It is challenges like these, about managing the transition from mid to senior level, that seem to be so difficult and yet so crucial to those of us hoping to make the same jump. And yet we hardly ever hear how these transitions are made. Aurora created an environment that allowed mid-level career women to ask senior career women about these times in their life and for these stories to be shared among many. It showed me that as a woman, I must challenge the accepted norm that men are in charge by promoting myself to a position of leadership. That I must believe in myself and inspire others to do so. Ultimately, it is only when it becomes normal to see intelligent, brilliant, inspiring female leaders alongside male leaders that we will be able to break down the prejudices that exist in the ivory towers, however conscious or otherwise.

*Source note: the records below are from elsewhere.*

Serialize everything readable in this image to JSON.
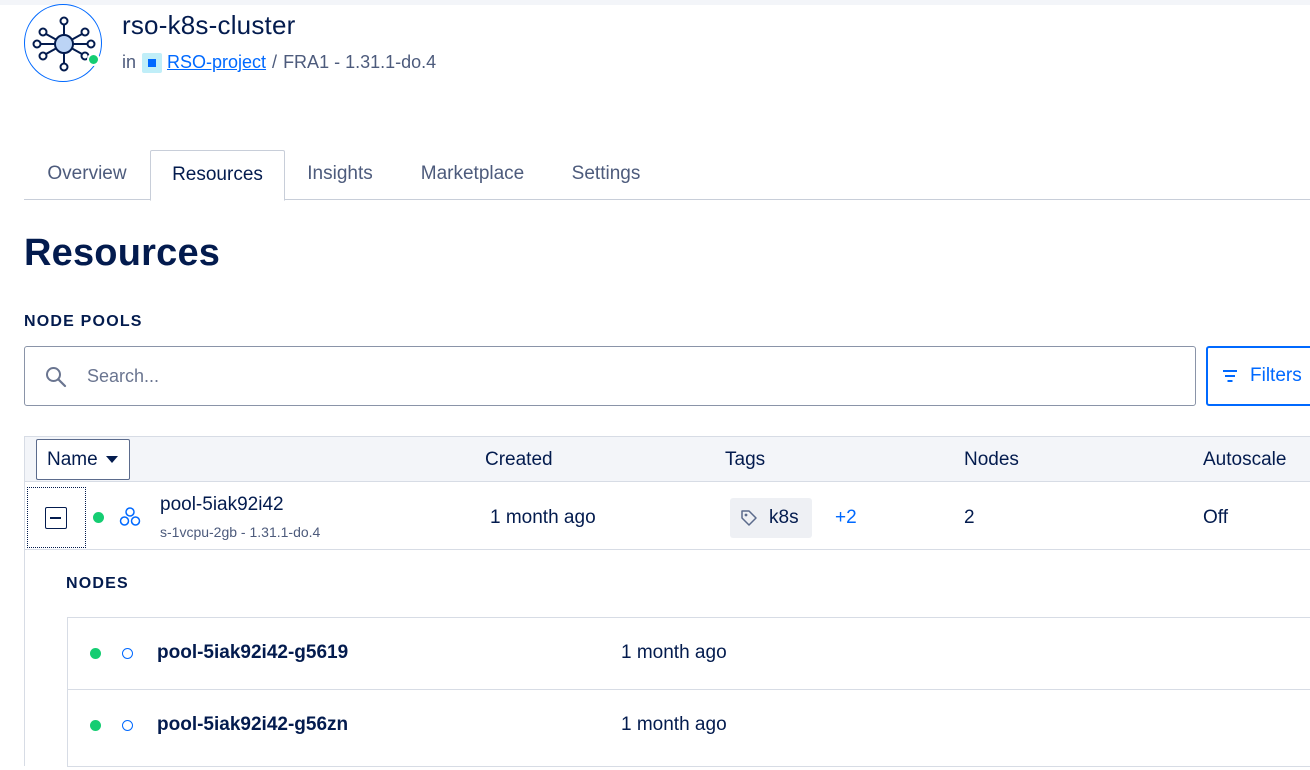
{
  "header": {
    "cluster_name": "rso-k8s-cluster",
    "in_label": "in",
    "project_name": "RSO-project",
    "separator": "/",
    "region_version": "FRA1 - 1.31.1-do.4",
    "status_color": "#15cd72"
  },
  "tabs": [
    {
      "label": "Overview",
      "active": false
    },
    {
      "label": "Resources",
      "active": true
    },
    {
      "label": "Insights",
      "active": false
    },
    {
      "label": "Marketplace",
      "active": false
    },
    {
      "label": "Settings",
      "active": false
    }
  ],
  "page_title": "Resources",
  "node_pools": {
    "section_label": "NODE POOLS",
    "search_placeholder": "Search...",
    "search_icon": "search-icon",
    "filters_label": "Filters",
    "columns": {
      "name": "Name",
      "created": "Created",
      "tags": "Tags",
      "nodes": "Nodes",
      "autoscale": "Autoscale"
    },
    "pools": [
      {
        "name": "pool-5iak92i42",
        "size": "s-1vcpu-2gb - 1.31.1-do.4",
        "created": "1 month ago",
        "tag": "k8s",
        "more_tags": "+2",
        "nodes": "2",
        "autoscale": "Off",
        "nodes_label": "NODES",
        "node_list": [
          {
            "name": "pool-5iak92i42-g5619",
            "created": "1 month ago"
          },
          {
            "name": "pool-5iak92i42-g56zn",
            "created": "1 month ago"
          }
        ]
      }
    ]
  },
  "colors": {
    "accent": "#0069ff",
    "text": "#031b4e",
    "status_ok": "#15cd72"
  }
}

The Aurora programme motivated me to make a change in my then current role, by leaving to start up my own company as a freelance marketing consultant specialising in the HE sector. Since then, I have embraced the challenge of setting up a company, managing its finances and taxes, and I have secured a steady stream of clients through existing networks. I will need to begin self-promoting myself soon, which is not something I feel very comfortable doing, but this is a valuable Aurora learning and one I am committed to succeeding in this time around.
It has been a privilege to meet and hear from such an inspiring group of women – current and future leaders of higher education – and to continue to hear from other participants. I would strongly recommend taking part in the programme because the opportunity to network so widely, to share experiences and to have the time to focus on your own career plan is very rare indeed. And as women in a male-dominated society, we really do need to take every opportunity we can to even out the differences because change won’t come to us. And, in turn, universities should do more than simply tick the box by signing up to sending a handful of staff on the Aurora programme.
Dee Burn is the Director of Red Kite Marketing Insight, and formerly head of communications and external relations at the University of London. Dee took part in year one of Aurora in 2013.
This article was originally published on the Apex Woman website.